» WHAT THE EXERCISE ASKS:
Leave out the pictures and repeat the data exactly.

========================================

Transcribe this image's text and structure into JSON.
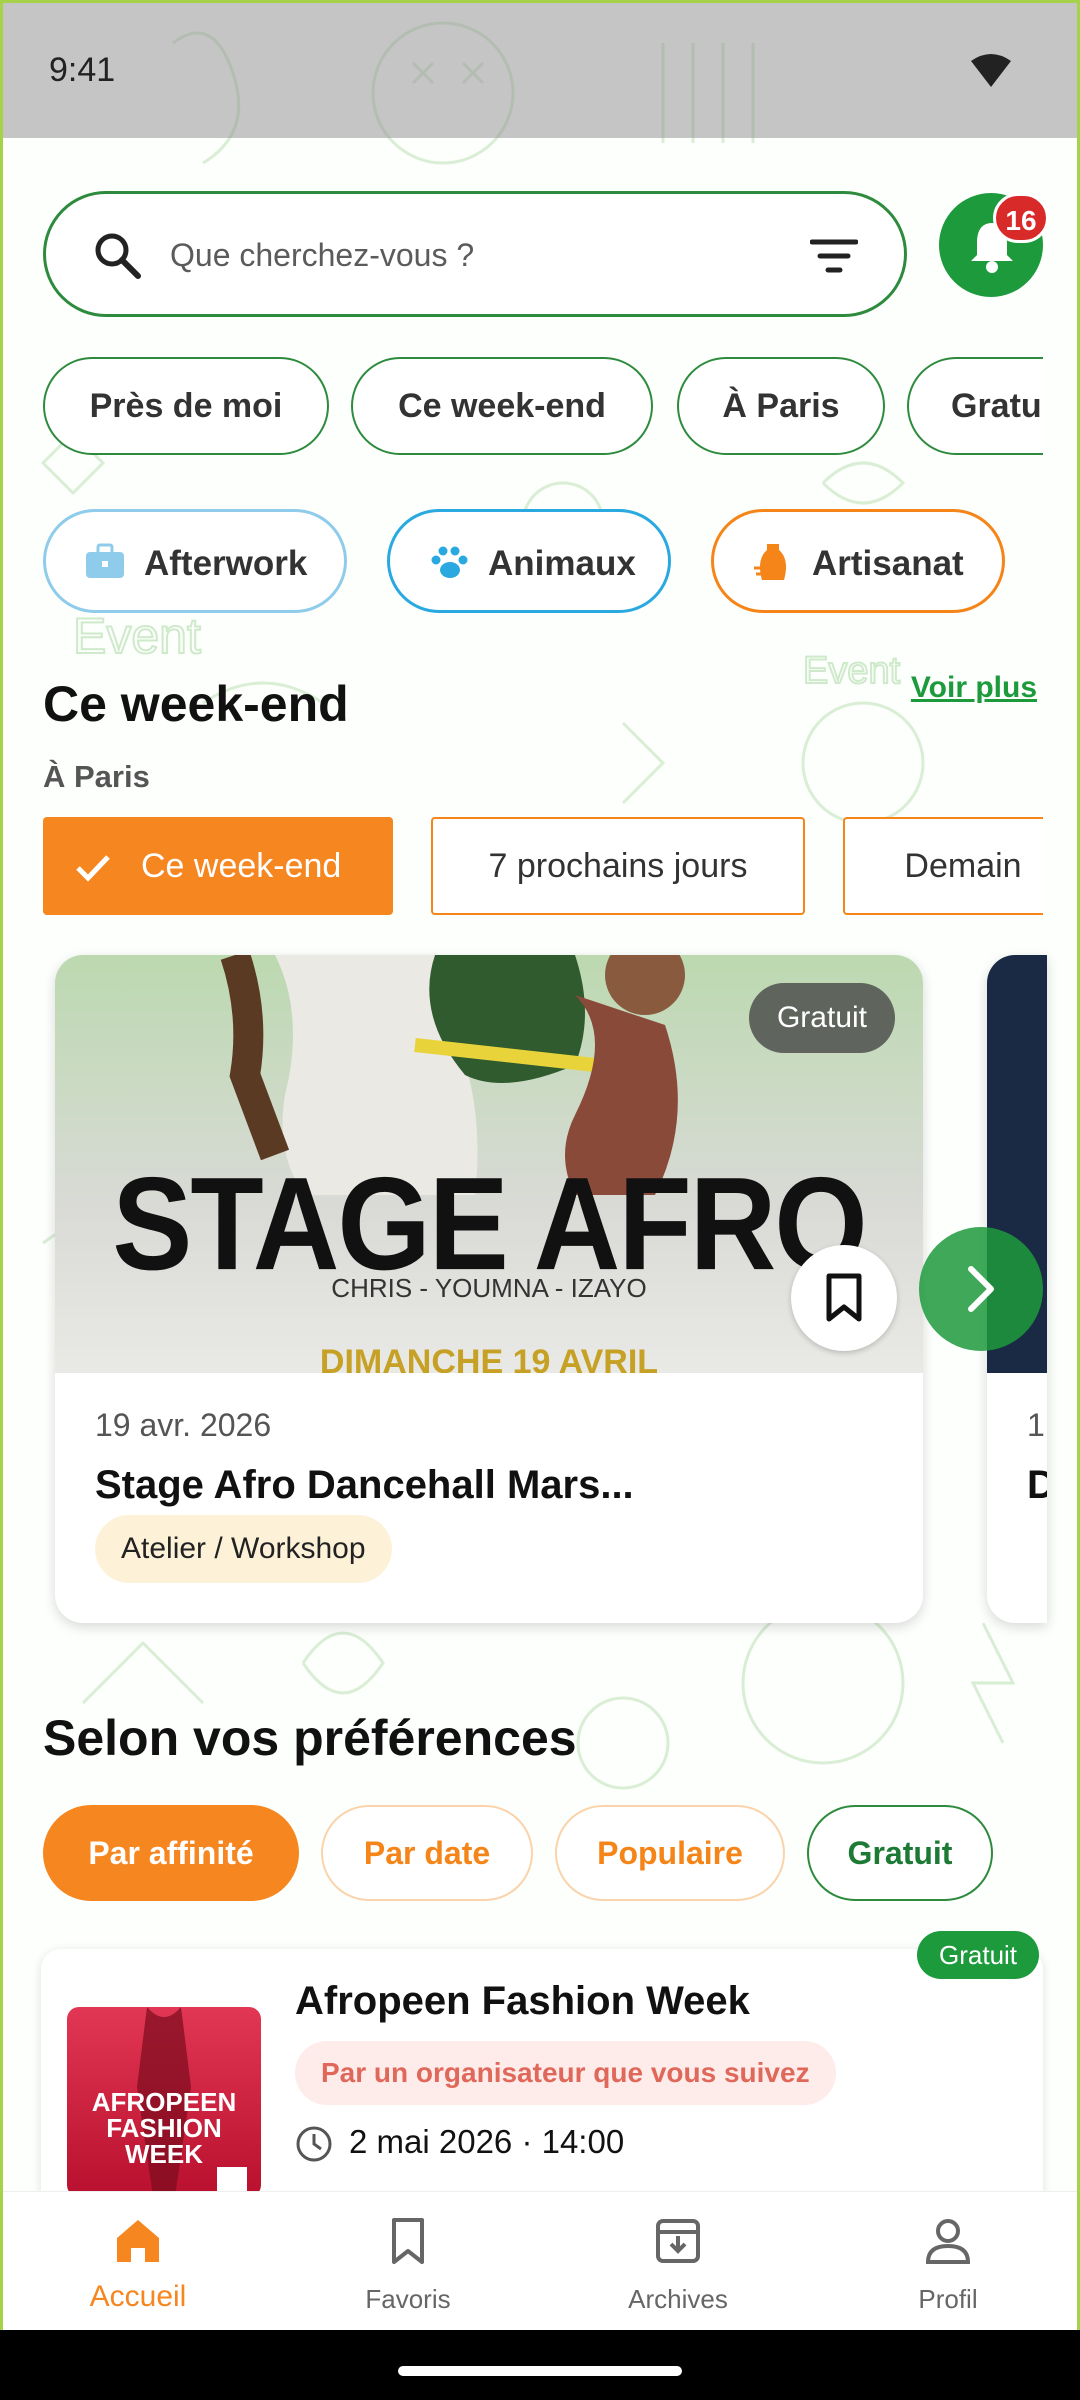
{
  "status_bar": {
    "time": "9:41"
  },
  "search": {
    "placeholder": "Que cherchez-vous ?",
    "notification_count": "16"
  },
  "quick_filters": [
    "Près de moi",
    "Ce week-end",
    "À Paris",
    "Gratuit"
  ],
  "categories": [
    {
      "label": "Afterwork",
      "icon": "briefcase-icon",
      "color": "#8fcbea"
    },
    {
      "label": "Animaux",
      "icon": "paw-icon",
      "color": "#29a9e0"
    },
    {
      "label": "Artisanat",
      "icon": "vase-icon",
      "color": "#f58518"
    }
  ],
  "weekend_section": {
    "title": "Ce week-end",
    "see_more": "Voir plus",
    "location": "À Paris",
    "time_filters": [
      "Ce week-end",
      "7 prochains jours",
      "Demain"
    ]
  },
  "event_card": {
    "poster_title": "STAGE AFRO",
    "poster_subtitle": "CHRIS - YOUMNA - IZAYO",
    "poster_date": "DIMANCHE 19 AVRIL",
    "price": "Gratuit",
    "date": "19 avr. 2026",
    "title": "Stage Afro Dancehall Mars...",
    "tag": "Atelier / Workshop"
  },
  "next_card": {
    "date_partial": "1",
    "title_partial": "D"
  },
  "preferences_section": {
    "title": "Selon vos préférences",
    "sort_options": [
      "Par affinité",
      "Par date",
      "Populaire",
      "Gratuit"
    ]
  },
  "list_event": {
    "badge": "Gratuit",
    "title": "Afropeen Fashion Week",
    "reason": "Par un organisateur que vous suivez",
    "datetime": "2 mai 2026 · 14:00",
    "thumb_title": "AFROPEEN FASHION WEEK"
  },
  "bottom_nav": [
    {
      "label": "Accueil",
      "icon": "home-icon",
      "active": true
    },
    {
      "label": "Favoris",
      "icon": "bookmark-icon",
      "active": false
    },
    {
      "label": "Archives",
      "icon": "archive-icon",
      "active": false
    },
    {
      "label": "Profil",
      "icon": "person-icon",
      "active": false
    }
  ],
  "colors": {
    "green": "#1d9a3c",
    "orange": "#f6861f",
    "badge_red": "#d92a2a"
  }
}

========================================

» TASK RESPONSE:
Transcribe this image's text and structure into JSON.
{
  "status_bar": {
    "time": "9:41"
  },
  "search": {
    "placeholder": "Que cherchez-vous ?",
    "notification_count": "16"
  },
  "quick_filters": [
    "Près de moi",
    "Ce week-end",
    "À Paris",
    "Gratuit"
  ],
  "categories": [
    {
      "label": "Afterwork",
      "icon": "briefcase-icon",
      "color": "#8fcbea"
    },
    {
      "label": "Animaux",
      "icon": "paw-icon",
      "color": "#29a9e0"
    },
    {
      "label": "Artisanat",
      "icon": "vase-icon",
      "color": "#f58518"
    }
  ],
  "weekend_section": {
    "title": "Ce week-end",
    "see_more": "Voir plus",
    "location": "À Paris",
    "time_filters": [
      "Ce week-end",
      "7 prochains jours",
      "Demain"
    ]
  },
  "event_card": {
    "poster_title": "STAGE AFRO",
    "poster_subtitle": "CHRIS - YOUMNA - IZAYO",
    "poster_date": "DIMANCHE 19 AVRIL",
    "price": "Gratuit",
    "date": "19 avr. 2026",
    "title": "Stage Afro Dancehall Mars...",
    "tag": "Atelier / Workshop"
  },
  "next_card": {
    "date_partial": "1",
    "title_partial": "D"
  },
  "preferences_section": {
    "title": "Selon vos préférences",
    "sort_options": [
      "Par affinité",
      "Par date",
      "Populaire",
      "Gratuit"
    ]
  },
  "list_event": {
    "badge": "Gratuit",
    "title": "Afropeen Fashion Week",
    "reason": "Par un organisateur que vous suivez",
    "datetime": "2 mai 2026 · 14:00",
    "thumb_title": "AFROPEEN FASHION WEEK"
  },
  "bottom_nav": [
    {
      "label": "Accueil",
      "icon": "home-icon",
      "active": true
    },
    {
      "label": "Favoris",
      "icon": "bookmark-icon",
      "active": false
    },
    {
      "label": "Archives",
      "icon": "archive-icon",
      "active": false
    },
    {
      "label": "Profil",
      "icon": "person-icon",
      "active": false
    }
  ],
  "colors": {
    "green": "#1d9a3c",
    "orange": "#f6861f",
    "badge_red": "#d92a2a"
  }
}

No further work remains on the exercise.